Task instructions:
Write the entries out again. Each one must match exactly.

Dataset rows for apps and sites:
= Beginning of Section =

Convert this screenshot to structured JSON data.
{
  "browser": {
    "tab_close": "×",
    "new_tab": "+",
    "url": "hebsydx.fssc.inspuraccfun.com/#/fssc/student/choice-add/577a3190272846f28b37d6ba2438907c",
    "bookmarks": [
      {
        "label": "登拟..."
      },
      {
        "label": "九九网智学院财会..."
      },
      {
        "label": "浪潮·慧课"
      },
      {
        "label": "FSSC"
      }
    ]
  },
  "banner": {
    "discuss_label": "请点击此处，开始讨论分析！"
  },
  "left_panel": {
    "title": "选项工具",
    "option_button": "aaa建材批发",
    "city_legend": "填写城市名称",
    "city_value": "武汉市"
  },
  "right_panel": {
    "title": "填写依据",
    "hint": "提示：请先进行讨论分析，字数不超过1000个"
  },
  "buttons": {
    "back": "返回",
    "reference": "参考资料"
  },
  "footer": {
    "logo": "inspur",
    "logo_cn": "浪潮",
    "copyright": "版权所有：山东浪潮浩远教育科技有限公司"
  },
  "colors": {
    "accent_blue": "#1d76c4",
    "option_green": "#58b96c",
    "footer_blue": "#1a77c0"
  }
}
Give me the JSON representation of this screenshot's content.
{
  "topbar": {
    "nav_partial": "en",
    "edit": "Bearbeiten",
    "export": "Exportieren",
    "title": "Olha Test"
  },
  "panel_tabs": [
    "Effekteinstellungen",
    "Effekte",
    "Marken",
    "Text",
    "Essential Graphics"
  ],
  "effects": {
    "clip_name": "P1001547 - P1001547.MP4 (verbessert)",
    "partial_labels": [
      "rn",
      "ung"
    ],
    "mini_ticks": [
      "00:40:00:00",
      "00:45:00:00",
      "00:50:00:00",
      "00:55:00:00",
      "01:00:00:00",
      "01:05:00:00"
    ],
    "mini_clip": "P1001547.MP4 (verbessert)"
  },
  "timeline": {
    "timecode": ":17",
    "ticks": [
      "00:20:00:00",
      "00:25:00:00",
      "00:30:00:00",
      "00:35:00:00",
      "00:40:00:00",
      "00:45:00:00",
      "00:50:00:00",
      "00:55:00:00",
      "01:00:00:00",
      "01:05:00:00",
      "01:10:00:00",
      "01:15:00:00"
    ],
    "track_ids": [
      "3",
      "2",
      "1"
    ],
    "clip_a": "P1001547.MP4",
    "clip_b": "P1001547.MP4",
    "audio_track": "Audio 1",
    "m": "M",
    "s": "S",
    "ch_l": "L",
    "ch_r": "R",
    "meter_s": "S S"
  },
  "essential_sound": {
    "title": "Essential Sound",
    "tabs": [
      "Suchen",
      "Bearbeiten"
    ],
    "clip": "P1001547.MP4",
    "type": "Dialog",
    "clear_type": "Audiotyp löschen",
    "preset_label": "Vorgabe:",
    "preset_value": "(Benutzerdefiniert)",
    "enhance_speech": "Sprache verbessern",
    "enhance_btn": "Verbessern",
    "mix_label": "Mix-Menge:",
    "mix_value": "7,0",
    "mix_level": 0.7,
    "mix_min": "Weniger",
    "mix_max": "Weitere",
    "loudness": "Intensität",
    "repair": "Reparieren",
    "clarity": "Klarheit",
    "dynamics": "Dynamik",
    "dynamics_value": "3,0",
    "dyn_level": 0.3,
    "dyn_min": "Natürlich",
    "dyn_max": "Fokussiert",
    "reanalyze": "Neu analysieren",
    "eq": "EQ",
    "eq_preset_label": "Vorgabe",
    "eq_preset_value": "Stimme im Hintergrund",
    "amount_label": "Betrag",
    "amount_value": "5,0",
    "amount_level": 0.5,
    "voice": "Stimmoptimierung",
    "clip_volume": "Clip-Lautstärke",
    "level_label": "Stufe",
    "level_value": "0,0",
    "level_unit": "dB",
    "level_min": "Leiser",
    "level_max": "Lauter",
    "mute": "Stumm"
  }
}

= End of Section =

Exercise solution:
Convert this screenshot to structured JSON data.
{
  "browser": {
    "tab_close": "×",
    "new_tab": "+",
    "url": "hebsydx.fssc.inspuraccfun.com/#/fssc/student/choice-add/577a3190272846f28b37d6ba2438907c",
    "bookmarks": [
      {
        "label": "登拟..."
      },
      {
        "label": "九九网智学院财会..."
      },
      {
        "label": "浪潮·慧课"
      },
      {
        "label": "FSSC"
      }
    ]
  },
  "banner": {
    "discuss_label": "请点击此处，开始讨论分析！"
  },
  "left_panel": {
    "title": "选项工具",
    "option_button": "aaa建材批发",
    "city_legend": "填写城市名称",
    "city_value": "武汉市"
  },
  "right_panel": {
    "title": "填写依据",
    "hint": "提示：请先进行讨论分析，字数不超过1000个"
  },
  "buttons": {
    "back": "返回",
    "reference": "参考资料"
  },
  "footer": {
    "logo": "inspur",
    "logo_cn": "浪潮",
    "copyright": "版权所有：山东浪潮浩远教育科技有限公司"
  },
  "colors": {
    "accent_blue": "#1d76c4",
    "option_green": "#58b96c",
    "footer_blue": "#1a77c0"
  }
}
Give me the JSON representation of this screenshot's content.
{
  "topbar": {
    "nav_partial": "en",
    "edit": "Bearbeiten",
    "export": "Exportieren",
    "title": "Olha Test"
  },
  "panel_tabs": [
    "Effekteinstellungen",
    "Effekte",
    "Marken",
    "Text",
    "Essential Graphics"
  ],
  "effects": {
    "clip_name": "P1001547 - P1001547.MP4 (verbessert)",
    "partial_labels": [
      "rn",
      "ung"
    ],
    "mini_ticks": [
      "00:40:00:00",
      "00:45:00:00",
      "00:50:00:00",
      "00:55:00:00",
      "01:00:00:00",
      "01:05:00:00"
    ],
    "mini_clip": "P1001547.MP4 (verbessert)"
  },
  "timeline": {
    "timecode": ":17",
    "ticks": [
      "00:20:00:00",
      "00:25:00:00",
      "00:30:00:00",
      "00:35:00:00",
      "00:40:00:00",
      "00:45:00:00",
      "00:50:00:00",
      "00:55:00:00",
      "01:00:00:00",
      "01:05:00:00",
      "01:10:00:00",
      "01:15:00:00"
    ],
    "track_ids": [
      "3",
      "2",
      "1"
    ],
    "clip_a": "P1001547.MP4",
    "clip_b": "P1001547.MP4",
    "audio_track": "Audio 1",
    "m": "M",
    "s": "S",
    "ch_l": "L",
    "ch_r": "R",
    "meter_s": "S S"
  },
  "essential_sound": {
    "title": "Essential Sound",
    "tabs": [
      "Suchen",
      "Bearbeiten"
    ],
    "clip": "P1001547.MP4",
    "type": "Dialog",
    "clear_type": "Audiotyp löschen",
    "preset_label": "Vorgabe:",
    "preset_value": "(Benutzerdefiniert)",
    "enhance_speech": "Sprache verbessern",
    "enhance_btn": "Verbessern",
    "mix_label": "Mix-Menge:",
    "mix_value": "7,0",
    "mix_level": 0.7,
    "mix_min": "Weniger",
    "mix_max": "Weitere",
    "loudness": "Intensität",
    "repair": "Reparieren",
    "clarity": "Klarheit",
    "dynamics": "Dynamik",
    "dynamics_value": "3,0",
    "dyn_level": 0.3,
    "dyn_min": "Natürlich",
    "dyn_max": "Fokussiert",
    "reanalyze": "Neu analysieren",
    "eq": "EQ",
    "eq_preset_label": "Vorgabe",
    "eq_preset_value": "Stimme im Hintergrund",
    "amount_label": "Betrag",
    "amount_value": "5,0",
    "amount_level": 0.5,
    "voice": "Stimmoptimierung",
    "clip_volume": "Clip-Lautstärke",
    "level_label": "Stufe",
    "level_value": "0,0",
    "level_unit": "dB",
    "level_min": "Leiser",
    "level_max": "Lauter",
    "mute": "Stumm"
  }
}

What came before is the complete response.